Mitochondria are the major ATP producer of the mammalian cell. Moreover, mitochondria are also the main intracellular source and target of reactive oxygen species (ROS) that are continually generated as by-products of aerobic metabolism in human cells. A low level of ROS generated from the respiratory chain was recently proposed to take part in the signaling from mitochondria to the nucleus. Several structural characteristics of mitochondria and the mitochondrial genome enable them to sense and respond to extracellular and intracellular signals or stresses in order to sustain the life of the cell. It has been established that mitochondrial respiratory function declines with age, and that defects in the respiratory chain increase the production of ROS and free radicals in mitochondria.
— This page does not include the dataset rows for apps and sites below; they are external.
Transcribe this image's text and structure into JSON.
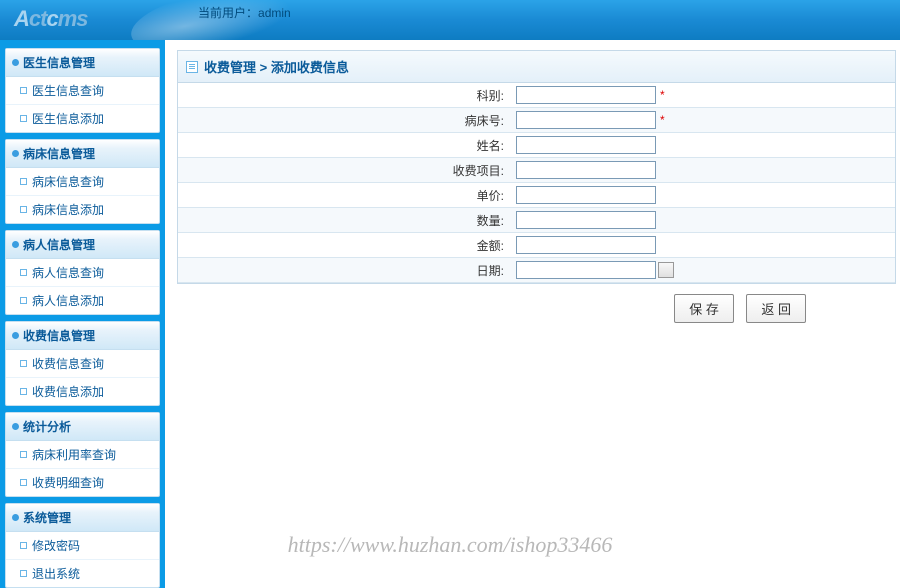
{
  "header": {
    "logo_text": "Actcms",
    "current_user_label": "当前用户：",
    "current_user_value": "admin"
  },
  "sidebar": {
    "groups": [
      {
        "title": "医生信息管理",
        "items": [
          "医生信息查询",
          "医生信息添加"
        ]
      },
      {
        "title": "病床信息管理",
        "items": [
          "病床信息查询",
          "病床信息添加"
        ]
      },
      {
        "title": "病人信息管理",
        "items": [
          "病人信息查询",
          "病人信息添加"
        ]
      },
      {
        "title": "收费信息管理",
        "items": [
          "收费信息查询",
          "收费信息添加"
        ]
      },
      {
        "title": "统计分析",
        "items": [
          "病床利用率查询",
          "收费明细查询"
        ]
      },
      {
        "title": "系统管理",
        "items": [
          "修改密码",
          "退出系统"
        ]
      }
    ]
  },
  "panel": {
    "title": "收费管理 > 添加收费信息"
  },
  "form": {
    "fields": [
      {
        "label": "科别:",
        "required": true,
        "value": ""
      },
      {
        "label": "病床号:",
        "required": true,
        "value": ""
      },
      {
        "label": "姓名:",
        "required": false,
        "value": ""
      },
      {
        "label": "收费项目:",
        "required": false,
        "value": ""
      },
      {
        "label": "单价:",
        "required": false,
        "value": ""
      },
      {
        "label": "数量:",
        "required": false,
        "value": ""
      },
      {
        "label": "金额:",
        "required": false,
        "value": ""
      },
      {
        "label": "日期:",
        "required": false,
        "value": "",
        "type": "date"
      }
    ]
  },
  "buttons": {
    "save": "保 存",
    "back": "返 回"
  },
  "watermark": "https://www.huzhan.com/ishop33466"
}
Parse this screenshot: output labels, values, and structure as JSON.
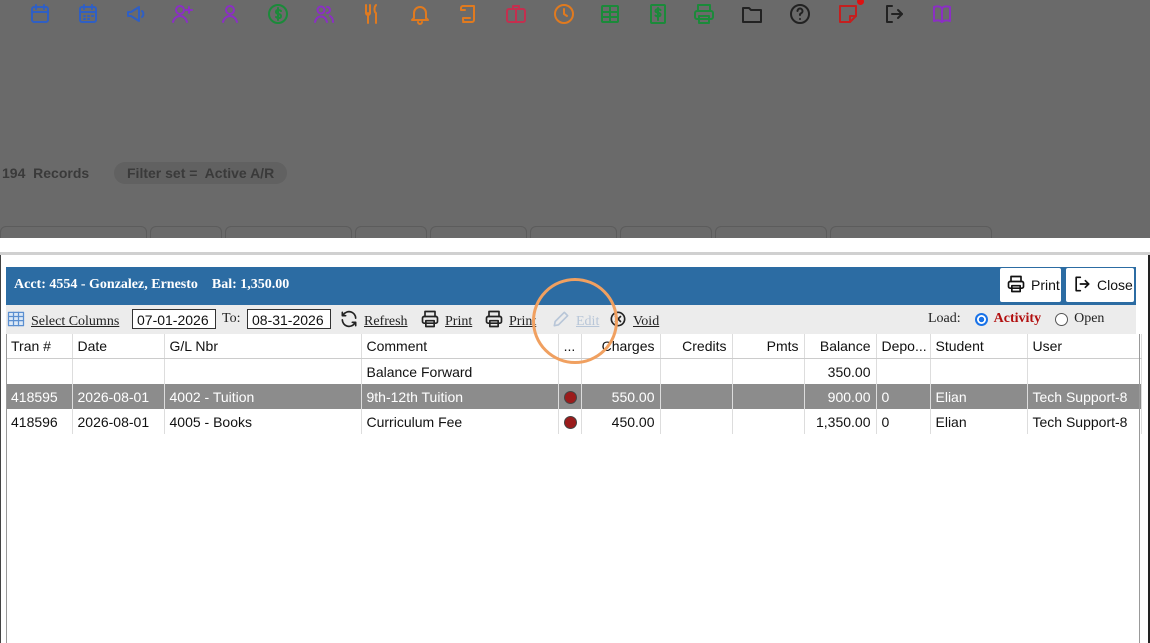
{
  "background": {
    "toolbar_icons": [
      {
        "name": "calendar-icon",
        "color": "#2f5fc4"
      },
      {
        "name": "calendar-grid-icon",
        "color": "#2f5fc4"
      },
      {
        "name": "megaphone-icon",
        "color": "#2f5fc4"
      },
      {
        "name": "add-user-icon",
        "color": "#8b2fc4"
      },
      {
        "name": "user-icon",
        "color": "#8b2fc4"
      },
      {
        "name": "dollar-circle-icon",
        "color": "#1b8a3a"
      },
      {
        "name": "users-icon",
        "color": "#8b2fc4"
      },
      {
        "name": "utensils-icon",
        "color": "#e07a1f"
      },
      {
        "name": "bell-icon",
        "color": "#e07a1f"
      },
      {
        "name": "scroll-icon",
        "color": "#e07a1f"
      },
      {
        "name": "briefcase-icon",
        "color": "#c42f4f"
      },
      {
        "name": "clock-icon",
        "color": "#e07a1f"
      },
      {
        "name": "table-icon",
        "color": "#1b8a3a"
      },
      {
        "name": "dollar-doc-icon",
        "color": "#1b8a3a"
      },
      {
        "name": "printer-icon",
        "color": "#1b8a3a"
      },
      {
        "name": "folder-icon",
        "color": "#222222"
      },
      {
        "name": "help-icon",
        "color": "#222222"
      },
      {
        "name": "sticky-note-icon",
        "color": "#c41f1f"
      },
      {
        "name": "logout-icon",
        "color": "#222222"
      },
      {
        "name": "book-icon",
        "color": "#8b2fc4"
      }
    ],
    "records_label": "194  Records",
    "filter_label": "Filter set =  Active A/R"
  },
  "dialog": {
    "header_title": "Acct: 4554 - Gonzalez, Ernesto    Bal: 1,350.00",
    "print_button": "Print",
    "close_button": "Close",
    "toolbar": {
      "select_columns": "Select Columns",
      "from_date": "07-01-2026",
      "to_label": "To:",
      "to_date": "08-31-2026",
      "refresh": "Refresh",
      "print1": "Print",
      "print2": "Print",
      "edit": "Edit",
      "void": "Void",
      "load_label": "Load:",
      "load_activity": "Activity",
      "load_open": "Open"
    },
    "columns": [
      "Tran #",
      "Date",
      "G/L Nbr",
      "Comment",
      "...",
      "Charges",
      "Credits",
      "Pmts",
      "Balance",
      "Depo...",
      "Student",
      "User"
    ],
    "rows": [
      {
        "tran": "",
        "date": "",
        "gl": "",
        "comment": "Balance Forward",
        "flag": false,
        "charges": "",
        "credits": "",
        "pmts": "",
        "balance": "350.00",
        "depo": "",
        "student": "",
        "user": "",
        "selected": false
      },
      {
        "tran": "418595",
        "date": "2026-08-01",
        "gl": "4002 - Tuition",
        "comment": "9th-12th Tuition",
        "flag": true,
        "charges": "550.00",
        "credits": "",
        "pmts": "",
        "balance": "900.00",
        "depo": "0",
        "student": "Elian",
        "user": "Tech Support-8",
        "selected": true
      },
      {
        "tran": "418596",
        "date": "2026-08-01",
        "gl": "4005 - Books",
        "comment": "Curriculum Fee",
        "flag": true,
        "charges": "450.00",
        "credits": "",
        "pmts": "",
        "balance": "1,350.00",
        "depo": "0",
        "student": "Elian",
        "user": "Tech Support-8",
        "selected": false
      }
    ],
    "colors": {
      "header_bg": "#2c6ca3",
      "selected_row": "#8c8c8c",
      "flag_dot": "#9b1c1c",
      "highlight_ring": "#f0a060"
    }
  }
}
Within a certain concentration range, ROS may induce stress responses of the cell by altering the expression of a number of genes in order to uphold energy metabolism to rescue the cell. However, beyond this threshold, ROS may elicit apoptosis by induction of mitochondrial membrane permeability transition and release of cytochrome c. Intensive research in the past few years has established that mitochondria play a pivotal role in the early phase of apoptosis in mammalian cells. In this article, the role of mitochondria in the determination of life and death of the cell is reviewed on the basis of recent findings gathered from this and other laboratories.
Copyright 2000 National Science Council, ROC and S. Karger AG, Basel